From first line to last, print the records exactly, but leave out the pictures.
== == ==
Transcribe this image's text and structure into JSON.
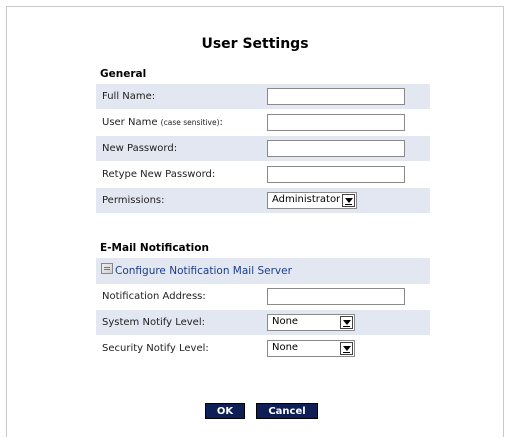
{
  "title": "User Settings",
  "general": {
    "heading": "General",
    "full_name": {
      "label": "Full Name:",
      "value": ""
    },
    "user_name": {
      "label": "User Name",
      "hint": "(case sensitive)",
      "colon": ":",
      "value": ""
    },
    "new_password": {
      "label": "New Password:",
      "value": ""
    },
    "retype_password": {
      "label": "Retype New Password:",
      "value": ""
    },
    "permissions": {
      "label": "Permissions:",
      "value": "Administrator"
    }
  },
  "email": {
    "heading": "E-Mail Notification",
    "configure_link": "Configure Notification Mail Server",
    "notification_address": {
      "label": "Notification Address:",
      "value": ""
    },
    "system_notify": {
      "label": "System Notify Level:",
      "value": "None"
    },
    "security_notify": {
      "label": "Security Notify Level:",
      "value": "None"
    }
  },
  "buttons": {
    "ok": "OK",
    "cancel": "Cancel"
  },
  "colors": {
    "row_shade": "#e3e7f1",
    "button_bg": "#0d1f55",
    "link": "#1c3d8a"
  }
}
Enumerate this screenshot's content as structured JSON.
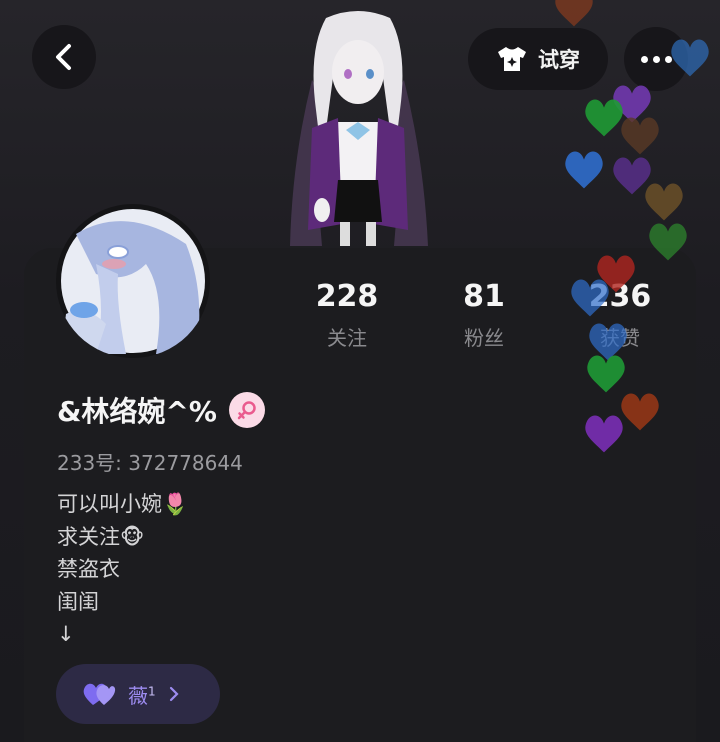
{
  "header": {
    "tryon_label": "试穿",
    "back_icon": "chevron-left-icon",
    "tryon_icon": "tshirt-icon",
    "more_icon": "more-dots-icon"
  },
  "stats": [
    {
      "value": "228",
      "label": "关注"
    },
    {
      "value": "81",
      "label": "粉丝"
    },
    {
      "value": "236",
      "label": "获赞"
    }
  ],
  "profile": {
    "name": "&林络婉^%",
    "gender_icon": "female-icon",
    "uid": "233号: 372778644",
    "bio": [
      "可以叫小婉🌷",
      "求关注🐵",
      "禁盗衣",
      "闺闺",
      "↓"
    ]
  },
  "badge": {
    "name": "薇",
    "level": "1",
    "icon": "heart-icon"
  },
  "colors": {
    "accent_purple": "#9d8cf0",
    "gender_pink": "#fbdbe7"
  }
}
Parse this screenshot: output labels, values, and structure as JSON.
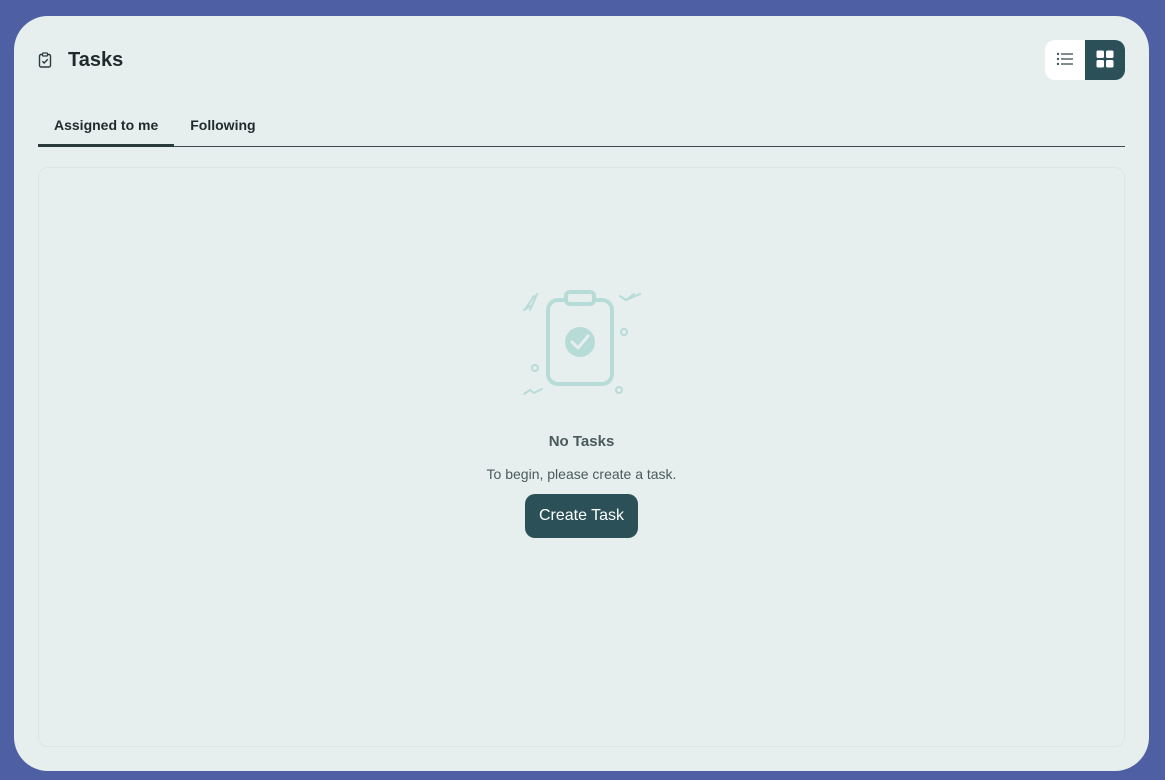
{
  "header": {
    "title": "Tasks",
    "title_icon": "clipboard-check-icon",
    "view_toggle": {
      "list_icon": "list-view-icon",
      "grid_icon": "grid-view-icon",
      "selected": "grid"
    }
  },
  "tabs": [
    {
      "label": "Assigned to me",
      "active": true
    },
    {
      "label": "Following",
      "active": false
    }
  ],
  "empty_state": {
    "illustration": "clipboard-check-illustration",
    "title": "No Tasks",
    "description": "To begin, please create a task.",
    "button_label": "Create Task"
  },
  "colors": {
    "background": "#4f5fa3",
    "card": "#e6efee",
    "accent": "#2b5057",
    "illustration": "#b7dcd8"
  }
}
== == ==
§ Answer to this problem
Transcribe this image's text and structure into JSON.
{
  "title": "User Settings",
  "general": {
    "heading": "General",
    "full_name": {
      "label": "Full Name:",
      "value": ""
    },
    "user_name": {
      "label": "User Name",
      "hint": "(case sensitive)",
      "colon": ":",
      "value": ""
    },
    "new_password": {
      "label": "New Password:",
      "value": ""
    },
    "retype_password": {
      "label": "Retype New Password:",
      "value": ""
    },
    "permissions": {
      "label": "Permissions:",
      "value": "Administrator"
    }
  },
  "email": {
    "heading": "E-Mail Notification",
    "configure_link": "Configure Notification Mail Server",
    "notification_address": {
      "label": "Notification Address:",
      "value": ""
    },
    "system_notify": {
      "label": "System Notify Level:",
      "value": "None"
    },
    "security_notify": {
      "label": "Security Notify Level:",
      "value": "None"
    }
  },
  "buttons": {
    "ok": "OK",
    "cancel": "Cancel"
  },
  "colors": {
    "row_shade": "#e3e7f1",
    "button_bg": "#0d1f55",
    "link": "#1c3d8a"
  }
}
Enumerate this screenshot's content as structured JSON.
{
  "header": {
    "tryon_label": "试穿",
    "back_icon": "chevron-left-icon",
    "tryon_icon": "tshirt-icon",
    "more_icon": "more-dots-icon"
  },
  "stats": [
    {
      "value": "228",
      "label": "关注"
    },
    {
      "value": "81",
      "label": "粉丝"
    },
    {
      "value": "236",
      "label": "获赞"
    }
  ],
  "profile": {
    "name": "&林络婉^%",
    "gender_icon": "female-icon",
    "uid": "233号: 372778644",
    "bio": [
      "可以叫小婉🌷",
      "求关注🐵",
      "禁盗衣",
      "闺闺",
      "↓"
    ]
  },
  "badge": {
    "name": "薇",
    "level": "1",
    "icon": "heart-icon"
  },
  "colors": {
    "accent_purple": "#9d8cf0",
    "gender_pink": "#fbdbe7"
  }
}
Parse this screenshot: output labels, values, and structure as JSON.
{
  "header": {
    "title": "Tasks",
    "title_icon": "clipboard-check-icon",
    "view_toggle": {
      "list_icon": "list-view-icon",
      "grid_icon": "grid-view-icon",
      "selected": "grid"
    }
  },
  "tabs": [
    {
      "label": "Assigned to me",
      "active": true
    },
    {
      "label": "Following",
      "active": false
    }
  ],
  "empty_state": {
    "illustration": "clipboard-check-illustration",
    "title": "No Tasks",
    "description": "To begin, please create a task.",
    "button_label": "Create Task"
  },
  "colors": {
    "background": "#4f5fa3",
    "card": "#e6efee",
    "accent": "#2b5057",
    "illustration": "#b7dcd8"
  }
}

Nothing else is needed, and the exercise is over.